Living with Pectus Carinatum

So if you follow me on social media I often talk about chest and lung conditions and support a number of related causes. I have two conditions, which effect my chest and lungs. The first I am blogging about is called Pectus Carinatum, the second is a lung condition which I will blog about shortly.

So what is Pectus Carinatum ?

So Pectus Carinatum is a chest deformity where the breastbone protrudes outwards rather then being flat. It is caused by an overgrowth of cartilage which forms the breastbone. As it causes the chest to protrude outwards, the condition has the nickname, ‘Pigeon Chest’. Personally, I hate using the nick name and rather refer to the conditions medical name.

Children with Pectus Carinatum

Although born with the condition it was only when I entered my teenage years that it became really noticeable.

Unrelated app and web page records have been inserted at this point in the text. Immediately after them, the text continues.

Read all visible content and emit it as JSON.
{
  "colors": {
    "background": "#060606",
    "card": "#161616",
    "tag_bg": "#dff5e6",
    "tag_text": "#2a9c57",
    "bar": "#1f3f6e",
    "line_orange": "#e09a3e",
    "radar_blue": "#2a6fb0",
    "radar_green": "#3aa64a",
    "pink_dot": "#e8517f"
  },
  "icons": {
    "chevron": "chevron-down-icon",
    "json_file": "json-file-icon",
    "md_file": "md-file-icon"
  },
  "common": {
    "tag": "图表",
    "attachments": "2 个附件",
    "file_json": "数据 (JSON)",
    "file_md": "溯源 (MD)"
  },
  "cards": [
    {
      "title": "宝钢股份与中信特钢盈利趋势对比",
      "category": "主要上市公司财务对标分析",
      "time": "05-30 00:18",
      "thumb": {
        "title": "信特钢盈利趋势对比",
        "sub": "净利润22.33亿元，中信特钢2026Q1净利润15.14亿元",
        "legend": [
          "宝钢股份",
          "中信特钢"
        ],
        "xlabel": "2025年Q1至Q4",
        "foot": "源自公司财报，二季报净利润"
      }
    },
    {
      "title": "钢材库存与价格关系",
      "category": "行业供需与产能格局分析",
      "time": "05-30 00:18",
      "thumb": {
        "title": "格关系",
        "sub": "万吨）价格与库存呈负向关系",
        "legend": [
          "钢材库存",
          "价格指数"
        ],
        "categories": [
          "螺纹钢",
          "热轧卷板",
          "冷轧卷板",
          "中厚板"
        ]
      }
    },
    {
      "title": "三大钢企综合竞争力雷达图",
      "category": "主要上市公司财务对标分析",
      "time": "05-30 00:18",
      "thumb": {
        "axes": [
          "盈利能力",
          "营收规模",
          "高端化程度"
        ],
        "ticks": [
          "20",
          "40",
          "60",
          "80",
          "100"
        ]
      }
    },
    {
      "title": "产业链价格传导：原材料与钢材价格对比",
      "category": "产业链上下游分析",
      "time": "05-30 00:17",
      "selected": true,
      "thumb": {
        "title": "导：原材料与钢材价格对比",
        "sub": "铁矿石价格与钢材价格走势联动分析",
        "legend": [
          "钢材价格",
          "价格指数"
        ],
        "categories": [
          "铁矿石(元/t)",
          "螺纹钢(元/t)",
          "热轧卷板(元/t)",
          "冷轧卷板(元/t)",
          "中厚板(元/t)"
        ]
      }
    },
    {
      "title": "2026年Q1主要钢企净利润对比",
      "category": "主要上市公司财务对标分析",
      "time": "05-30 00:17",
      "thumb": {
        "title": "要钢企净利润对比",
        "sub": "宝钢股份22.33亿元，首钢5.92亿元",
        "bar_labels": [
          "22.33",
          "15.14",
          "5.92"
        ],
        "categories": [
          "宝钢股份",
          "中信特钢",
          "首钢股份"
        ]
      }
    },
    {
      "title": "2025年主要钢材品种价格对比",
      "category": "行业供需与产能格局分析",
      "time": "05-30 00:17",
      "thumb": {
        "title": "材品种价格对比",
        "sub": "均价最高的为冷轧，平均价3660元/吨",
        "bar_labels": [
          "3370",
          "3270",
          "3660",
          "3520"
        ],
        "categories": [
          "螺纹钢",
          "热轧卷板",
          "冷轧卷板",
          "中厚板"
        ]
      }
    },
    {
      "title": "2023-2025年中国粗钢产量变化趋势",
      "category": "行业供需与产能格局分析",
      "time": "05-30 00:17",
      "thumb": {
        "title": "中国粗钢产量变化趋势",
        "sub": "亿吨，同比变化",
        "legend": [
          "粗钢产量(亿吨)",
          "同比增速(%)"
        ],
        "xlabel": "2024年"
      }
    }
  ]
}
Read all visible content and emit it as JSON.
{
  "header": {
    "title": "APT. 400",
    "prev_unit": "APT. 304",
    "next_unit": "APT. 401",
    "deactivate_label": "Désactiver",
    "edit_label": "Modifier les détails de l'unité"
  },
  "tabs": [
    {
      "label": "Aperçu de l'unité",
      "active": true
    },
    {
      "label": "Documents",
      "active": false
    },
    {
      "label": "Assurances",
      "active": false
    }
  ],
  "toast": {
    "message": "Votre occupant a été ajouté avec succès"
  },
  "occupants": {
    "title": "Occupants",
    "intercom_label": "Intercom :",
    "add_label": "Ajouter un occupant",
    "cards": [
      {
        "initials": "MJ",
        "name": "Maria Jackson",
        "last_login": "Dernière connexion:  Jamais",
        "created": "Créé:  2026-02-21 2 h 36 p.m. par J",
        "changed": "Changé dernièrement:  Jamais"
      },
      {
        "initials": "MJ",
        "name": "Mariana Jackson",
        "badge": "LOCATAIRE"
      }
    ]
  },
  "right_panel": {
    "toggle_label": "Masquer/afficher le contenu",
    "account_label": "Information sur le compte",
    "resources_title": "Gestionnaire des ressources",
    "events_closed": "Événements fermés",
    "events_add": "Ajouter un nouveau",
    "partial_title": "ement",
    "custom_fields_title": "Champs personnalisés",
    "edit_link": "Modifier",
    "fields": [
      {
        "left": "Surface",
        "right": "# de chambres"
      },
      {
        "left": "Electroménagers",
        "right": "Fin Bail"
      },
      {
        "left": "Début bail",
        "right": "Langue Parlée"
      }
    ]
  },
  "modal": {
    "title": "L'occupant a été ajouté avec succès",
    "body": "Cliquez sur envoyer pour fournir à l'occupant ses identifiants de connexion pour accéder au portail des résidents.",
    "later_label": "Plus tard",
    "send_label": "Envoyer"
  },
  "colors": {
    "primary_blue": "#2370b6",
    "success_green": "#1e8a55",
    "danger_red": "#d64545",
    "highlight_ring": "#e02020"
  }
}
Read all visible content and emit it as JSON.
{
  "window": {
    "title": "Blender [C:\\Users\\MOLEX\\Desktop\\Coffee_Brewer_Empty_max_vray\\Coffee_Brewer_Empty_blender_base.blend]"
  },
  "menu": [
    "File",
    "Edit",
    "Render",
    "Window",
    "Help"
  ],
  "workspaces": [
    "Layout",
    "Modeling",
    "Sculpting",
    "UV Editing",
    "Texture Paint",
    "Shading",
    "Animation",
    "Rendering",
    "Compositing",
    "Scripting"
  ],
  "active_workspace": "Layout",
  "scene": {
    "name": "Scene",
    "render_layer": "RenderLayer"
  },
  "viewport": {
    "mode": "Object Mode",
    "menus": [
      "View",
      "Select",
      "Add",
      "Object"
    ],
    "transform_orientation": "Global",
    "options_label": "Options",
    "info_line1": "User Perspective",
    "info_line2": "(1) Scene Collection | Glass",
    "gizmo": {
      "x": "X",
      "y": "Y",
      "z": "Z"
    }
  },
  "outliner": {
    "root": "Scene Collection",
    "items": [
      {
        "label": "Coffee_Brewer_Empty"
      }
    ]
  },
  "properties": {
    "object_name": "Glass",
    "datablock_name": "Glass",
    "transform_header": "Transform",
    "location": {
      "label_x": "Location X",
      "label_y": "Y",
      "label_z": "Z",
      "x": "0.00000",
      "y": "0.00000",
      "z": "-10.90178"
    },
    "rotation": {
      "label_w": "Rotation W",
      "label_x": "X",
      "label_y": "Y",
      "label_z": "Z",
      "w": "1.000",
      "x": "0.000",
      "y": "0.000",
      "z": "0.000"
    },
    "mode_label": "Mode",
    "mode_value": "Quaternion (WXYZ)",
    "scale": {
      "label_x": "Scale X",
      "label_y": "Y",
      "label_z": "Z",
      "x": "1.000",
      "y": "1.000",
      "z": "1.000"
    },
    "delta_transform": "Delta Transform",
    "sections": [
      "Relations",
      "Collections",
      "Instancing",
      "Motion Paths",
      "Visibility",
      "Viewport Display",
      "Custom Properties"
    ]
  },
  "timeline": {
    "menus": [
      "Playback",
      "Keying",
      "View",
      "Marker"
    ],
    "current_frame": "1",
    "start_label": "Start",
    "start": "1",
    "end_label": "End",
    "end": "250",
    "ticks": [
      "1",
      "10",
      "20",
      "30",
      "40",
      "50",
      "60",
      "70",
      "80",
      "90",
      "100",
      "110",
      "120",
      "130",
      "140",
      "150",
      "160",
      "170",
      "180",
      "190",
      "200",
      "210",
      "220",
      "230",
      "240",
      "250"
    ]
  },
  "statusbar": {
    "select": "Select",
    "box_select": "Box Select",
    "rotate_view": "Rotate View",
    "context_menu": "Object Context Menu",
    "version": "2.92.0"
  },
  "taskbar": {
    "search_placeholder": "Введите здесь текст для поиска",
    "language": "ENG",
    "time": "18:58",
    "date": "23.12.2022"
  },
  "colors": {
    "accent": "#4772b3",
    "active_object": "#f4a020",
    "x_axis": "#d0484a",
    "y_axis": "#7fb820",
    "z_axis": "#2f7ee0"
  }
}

Up until that point I don’t remember even thinking about it really in my childhood until I was about 10 or 11. I don’t know whether that was because it wasn’t as noticeable or because I hadn’t realised just how different it was to other boys chests in my class.

When I was 10 I began swimming lessons and it was at this point I was asking more questions about the condition and went to see my GP with my mum. (We had been to see him several times before about it , but I don’t really remember these appointments.) My GP didn’t really have much to say on it. He gave me some exercises to try and expand my chest as well as telling me to focus on keeping my back straight. Apart from that his only other advice was that as I grew older my chest muscles would grow and lesson the impact. In short he didn’t really know much about the condition at all.

Although I had started noticing it more and asking questions it still didn’t bother me that much. At the age of 11 I was an active swimmer, in the school and local club football team, in the school rugby team, cricket and athletics teams.

Teenager with Pectus Carinatum

At 12/13 it was becoming more of an issue. The boys in the changing room were asking questions and making fun of it. I got very self-conscious and would change in a corner. I also got concerned at this point that people could see it under my shirt. I also remember my chest getting in the way more, particularly when do exercises that involved me lying on my stomach. By the end of this school year my confidence had seriously dropped, I had dropped out of all sports teams both in and out of school. Initially I stopped due to being injured, but my chest was the reason I didn’t return to sport.

Throughout the remainder of my school years my chest made me incredibly self-conscious. In P.E. I would always change in the corner or try and switch tops while always keeping another layer on. Eventually in Year 11 I even stopped doing PE altogether really. Which, thinking about it now was a huge transformation from being in nearly every school sports team to not even doing 30 minutes or so a week.

When I hit 16 my confidence began to grow back a little. I guess this was a mixture of majoring a little and not having PE anymore. I started having a girlfriend and although petrified of what she would think of my chest, she didn’t care. (Although this relationship ended after a few months.) This somewhat boosted my confidence even more. In my college years I had another girlfriend who also didn’t see it as an issue at all. This really helped my confidence, possibly even a bit too much as I think I flipped from incredibly shy and self-confident to a bit cocky.

All was moving smoothly along until a month before my 19th birthday I collapsed at work unable to breathe. This was due to a lung condition which I didn’t know I had. I will elaborate on this in my next blog post.

Having spent quite a lot of time in hospital with my lung condition and under a number of different consultants, my Pectus Carinatum came up in many conversations. Many nurses and even some doctors did not know what is was, nor come across it before. However, this was mainly a&e departments, or general wards. When on Cardio-thoracic wards where I spent most of my time, it was well known what it was. Although, still quite rare for them I was often asked if a group of student doctors could come and see me, both for my unique lung condition and Pectus Carinatum.

Pectus Carinatum in Adults

I am now 34, married with a house 2 dogs and a good job. Although it does not bother my wife it does still bother me. My confidence is not as low like it was in my teenage years but it still prevents me from doing things such as swimming, or taking my top off in public. I have a number of scars from chest surgery but none of these bother me as much as the shape of my chest. I often catch people looking at my chest when in conversation or feel it when they hug me and this makes me really uncomfortable.

Living With Pectus Carinatum

During a check up with my Cardio-thoracic consultant, who also happens to have an interest in Pectus Carinatum, he mentioned he could surgically correct it. At the time I dismissed it as I was focused on sorting my lungs out. However now that my lungs are settled and feeling that it is still making me uncomfortable, I am considering speaking to him about a surgical correction.

It would be quite a major operation, likely to be complicated further with my lung condition. But I am thinking if it is something I want to do, or at least look into a bit further. By this I mean recovery time, and risk with lung condition. At the minute I am quite undecided.

Sources

NHS – Pectus Carinatum

Leave a Reply

Your email address will not be published. Required fields are marked *

*

code